**Task brief**. Tally the lines below containing the word "this" and give that total alone.

**Dataset records**.
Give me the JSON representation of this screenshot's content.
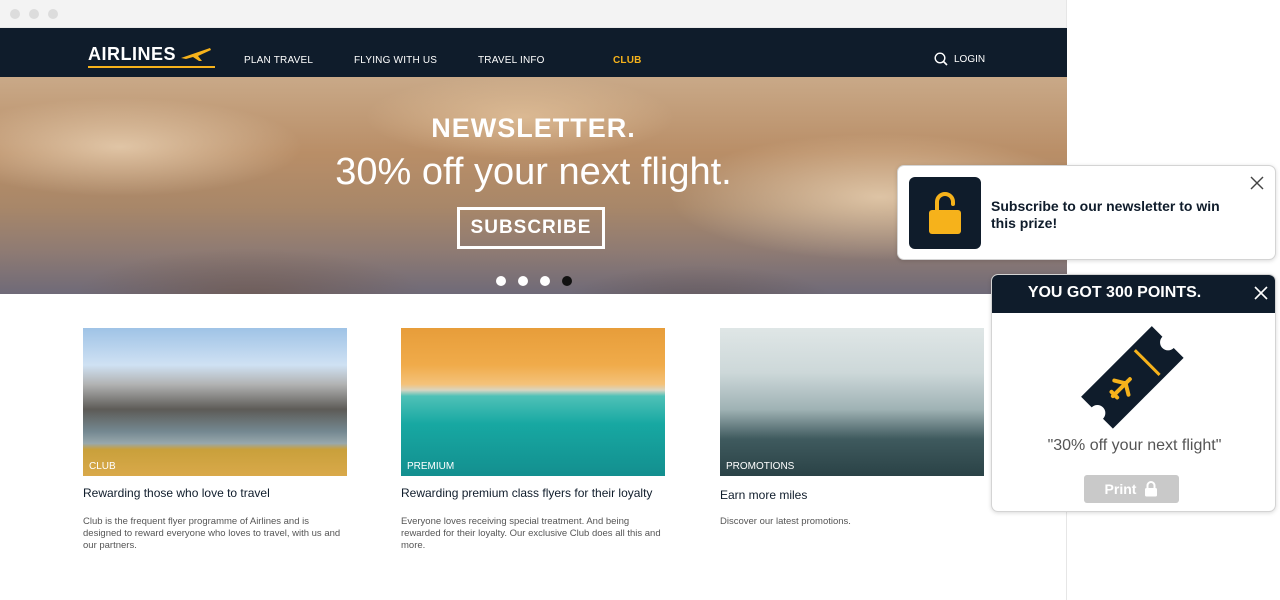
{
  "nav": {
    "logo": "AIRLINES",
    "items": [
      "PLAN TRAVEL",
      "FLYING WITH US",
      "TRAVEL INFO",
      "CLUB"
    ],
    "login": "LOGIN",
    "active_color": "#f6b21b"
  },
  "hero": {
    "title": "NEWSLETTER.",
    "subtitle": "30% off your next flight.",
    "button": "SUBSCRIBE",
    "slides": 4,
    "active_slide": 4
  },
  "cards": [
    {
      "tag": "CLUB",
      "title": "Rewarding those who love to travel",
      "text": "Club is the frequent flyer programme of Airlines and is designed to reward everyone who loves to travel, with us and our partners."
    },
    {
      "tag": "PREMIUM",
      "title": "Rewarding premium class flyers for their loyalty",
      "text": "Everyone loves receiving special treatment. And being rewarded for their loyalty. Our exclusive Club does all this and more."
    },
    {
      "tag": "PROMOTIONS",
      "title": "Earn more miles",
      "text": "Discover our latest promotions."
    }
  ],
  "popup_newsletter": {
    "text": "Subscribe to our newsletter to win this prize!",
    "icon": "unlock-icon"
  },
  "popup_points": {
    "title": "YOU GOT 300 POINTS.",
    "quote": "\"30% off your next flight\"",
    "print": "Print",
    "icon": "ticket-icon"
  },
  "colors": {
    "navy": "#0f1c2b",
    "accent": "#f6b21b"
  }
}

**Finished task**. 3